With fall fast approaching, it’s time for kids to head back to school. As students congregate in classrooms, stories of summer adventures aren’t the only thing they’ll be sharing.
Head lice will make their dreaded, itchy appearance again this year. But now, the annoying little pests are harder to kill.
A new analysis finds Maine is among 25 states where lice have grown resistant to an ingredient in common over-the-counter treatments. Permethrin, long the first line of defense against head lice — and still effective against ticks — has lost its punch. After decades of exposure, lice have genetically mutated to become desensitized to the chemical, according to researchers at Southern Illinois University.
Permethrin is the active ingredient in many drugstore lice treatments, including Nix and Rid brands.
The scientists, led by Kyong Yoon, an assistant professor in the biological sciences and environmental sciences program, presented their findings Tuesday at a meeting of the American Chemical Society in Boston, several media outlets reported. (As HealthDay points out, research presented at such meetings is considered preliminary until it’s published in a peer-reviewed medical journal.)
The researchers gathered lice samples from 30 states.
“We have found 100 percent resistance among 104 lice populations out of 109 we tested,” Yoon told HealthDay. “It’s really alarming.”
Head lice aren’t known to transmit disease. But the little parasites cause itching as they feast on our blood and deposit their eggs (called nits) at the base of hair shafts. Lice can’t jump or fly, they spread by crawling from the hair of an infested person to others. Personal hygiene and cleanliness play no role in head lice infestations.
The U.S. CDC estimates that 6 million to 12 million head lice infestations occur each year in the United States among children aged 3 to 11.
The good news is that other treatments are available to kill lice, though they may be costlier. Prescription medications that contain newer generation chemicals, such as benzyl alcohol and ivermectin, still work.
(Yoon’s research was funded by Sanofi, a drug company that sells a lice treatment product containing ivermectin, CNN reported.)
Still, scientists warn that lice could similarly grow resistant to those other chemicals over time.
The American Academy of Pediatrics recommends that in areas with known resistance to over-the-counter lice treatments, parents should call their child’s doctor about trying a prescription medication. The academy also notes that most cases of head lice are acquired outside of schools, urging administrators to allow kids with infestations to remain in class and warning that “no-nit policies are unjust and should be abandoned.”

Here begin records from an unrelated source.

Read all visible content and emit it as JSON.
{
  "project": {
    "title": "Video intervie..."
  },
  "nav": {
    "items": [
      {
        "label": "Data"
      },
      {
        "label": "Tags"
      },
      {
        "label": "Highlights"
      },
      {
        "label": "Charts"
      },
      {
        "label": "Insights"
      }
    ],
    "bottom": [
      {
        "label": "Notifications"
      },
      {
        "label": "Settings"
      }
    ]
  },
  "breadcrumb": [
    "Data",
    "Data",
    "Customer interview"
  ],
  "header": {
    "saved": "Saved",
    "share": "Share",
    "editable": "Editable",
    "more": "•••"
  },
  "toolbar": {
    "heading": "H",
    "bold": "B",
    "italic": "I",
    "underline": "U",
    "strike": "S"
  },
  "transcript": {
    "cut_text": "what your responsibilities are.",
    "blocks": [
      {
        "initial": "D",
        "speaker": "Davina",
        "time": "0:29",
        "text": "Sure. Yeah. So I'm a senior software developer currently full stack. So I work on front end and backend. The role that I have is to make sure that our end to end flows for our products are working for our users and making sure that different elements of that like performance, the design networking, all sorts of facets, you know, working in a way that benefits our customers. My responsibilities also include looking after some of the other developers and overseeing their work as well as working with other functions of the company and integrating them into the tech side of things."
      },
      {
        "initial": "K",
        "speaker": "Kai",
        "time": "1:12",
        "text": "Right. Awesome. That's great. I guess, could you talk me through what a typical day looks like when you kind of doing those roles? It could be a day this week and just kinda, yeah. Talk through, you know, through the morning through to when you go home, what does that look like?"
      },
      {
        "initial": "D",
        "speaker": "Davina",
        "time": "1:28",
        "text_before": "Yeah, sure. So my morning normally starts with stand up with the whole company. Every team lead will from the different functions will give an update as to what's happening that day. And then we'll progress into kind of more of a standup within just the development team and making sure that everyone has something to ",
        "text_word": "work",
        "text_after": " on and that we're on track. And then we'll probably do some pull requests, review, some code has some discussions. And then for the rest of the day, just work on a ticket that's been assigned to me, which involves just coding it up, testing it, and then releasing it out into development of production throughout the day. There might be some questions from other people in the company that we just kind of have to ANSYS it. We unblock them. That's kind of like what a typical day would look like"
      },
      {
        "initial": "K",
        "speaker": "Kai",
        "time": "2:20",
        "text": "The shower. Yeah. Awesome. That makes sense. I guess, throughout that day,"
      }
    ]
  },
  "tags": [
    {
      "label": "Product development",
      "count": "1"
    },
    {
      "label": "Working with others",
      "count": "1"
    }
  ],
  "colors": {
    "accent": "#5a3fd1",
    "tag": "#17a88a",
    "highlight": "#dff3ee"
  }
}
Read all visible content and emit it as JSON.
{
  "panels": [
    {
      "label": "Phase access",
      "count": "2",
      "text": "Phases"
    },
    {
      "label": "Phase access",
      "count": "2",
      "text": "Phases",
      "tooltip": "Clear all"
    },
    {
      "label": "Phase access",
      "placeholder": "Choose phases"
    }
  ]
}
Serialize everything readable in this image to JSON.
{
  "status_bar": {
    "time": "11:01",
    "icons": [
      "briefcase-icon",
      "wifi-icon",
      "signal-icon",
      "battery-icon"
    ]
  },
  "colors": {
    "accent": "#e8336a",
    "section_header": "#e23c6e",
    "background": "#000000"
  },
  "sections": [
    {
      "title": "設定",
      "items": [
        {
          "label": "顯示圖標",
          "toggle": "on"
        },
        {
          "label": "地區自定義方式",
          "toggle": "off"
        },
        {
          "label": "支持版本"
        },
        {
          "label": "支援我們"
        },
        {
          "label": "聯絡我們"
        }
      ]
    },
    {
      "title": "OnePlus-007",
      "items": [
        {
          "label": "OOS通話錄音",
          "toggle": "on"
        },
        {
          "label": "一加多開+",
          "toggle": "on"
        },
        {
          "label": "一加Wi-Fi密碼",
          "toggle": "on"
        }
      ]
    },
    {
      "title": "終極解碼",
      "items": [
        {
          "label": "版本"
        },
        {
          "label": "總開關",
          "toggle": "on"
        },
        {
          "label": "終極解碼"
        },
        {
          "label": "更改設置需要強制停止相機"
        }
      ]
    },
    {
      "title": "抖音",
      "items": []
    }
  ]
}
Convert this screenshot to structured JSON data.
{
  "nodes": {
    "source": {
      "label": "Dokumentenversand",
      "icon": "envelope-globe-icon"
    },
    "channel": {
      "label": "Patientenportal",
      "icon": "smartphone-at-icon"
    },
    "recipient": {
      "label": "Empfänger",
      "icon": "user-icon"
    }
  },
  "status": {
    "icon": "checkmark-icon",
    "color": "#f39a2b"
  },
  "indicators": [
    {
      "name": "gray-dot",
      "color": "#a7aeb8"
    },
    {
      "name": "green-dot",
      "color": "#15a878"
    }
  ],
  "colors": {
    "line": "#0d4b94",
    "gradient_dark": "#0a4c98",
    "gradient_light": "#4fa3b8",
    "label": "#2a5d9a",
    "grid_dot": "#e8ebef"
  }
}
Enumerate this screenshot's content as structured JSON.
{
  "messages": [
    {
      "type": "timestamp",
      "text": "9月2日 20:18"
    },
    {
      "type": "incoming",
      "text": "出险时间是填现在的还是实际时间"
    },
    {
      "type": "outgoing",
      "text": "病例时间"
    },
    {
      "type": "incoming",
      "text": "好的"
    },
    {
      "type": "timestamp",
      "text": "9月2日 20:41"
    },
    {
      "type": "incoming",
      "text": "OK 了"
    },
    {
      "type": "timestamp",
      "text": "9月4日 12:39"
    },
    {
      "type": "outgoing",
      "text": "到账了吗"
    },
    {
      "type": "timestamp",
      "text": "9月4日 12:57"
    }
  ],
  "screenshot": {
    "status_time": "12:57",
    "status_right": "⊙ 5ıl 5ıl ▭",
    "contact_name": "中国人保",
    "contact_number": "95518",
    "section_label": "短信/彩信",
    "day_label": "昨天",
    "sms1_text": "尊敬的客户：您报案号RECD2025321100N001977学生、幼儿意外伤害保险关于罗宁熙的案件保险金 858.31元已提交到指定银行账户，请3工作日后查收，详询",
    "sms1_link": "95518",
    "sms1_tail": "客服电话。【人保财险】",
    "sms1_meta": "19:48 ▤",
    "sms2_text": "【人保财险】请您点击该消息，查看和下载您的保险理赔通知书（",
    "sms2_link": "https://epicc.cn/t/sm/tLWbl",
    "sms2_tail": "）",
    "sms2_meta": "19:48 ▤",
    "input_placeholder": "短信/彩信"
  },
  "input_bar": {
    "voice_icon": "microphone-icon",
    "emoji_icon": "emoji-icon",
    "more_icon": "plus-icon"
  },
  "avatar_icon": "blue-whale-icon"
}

Another way to rid children of lice is to brush the hair with a fine-tooth comb that catches the parasites.
Professional treatment services are popping up to help families combat lice. Waterville resident Mary Collar opened All About Lice in January after 11 members of her family got lice and spent hundreds of dollars on chemical treatments.
“I would’ve given my teeth for somebody to help me,” she told the BDN at the time.
A similar company based in Portsmouth, New Hampshire, has a location in Portland according to its website, and some Massachusetts lice removal services travel to southern Maine.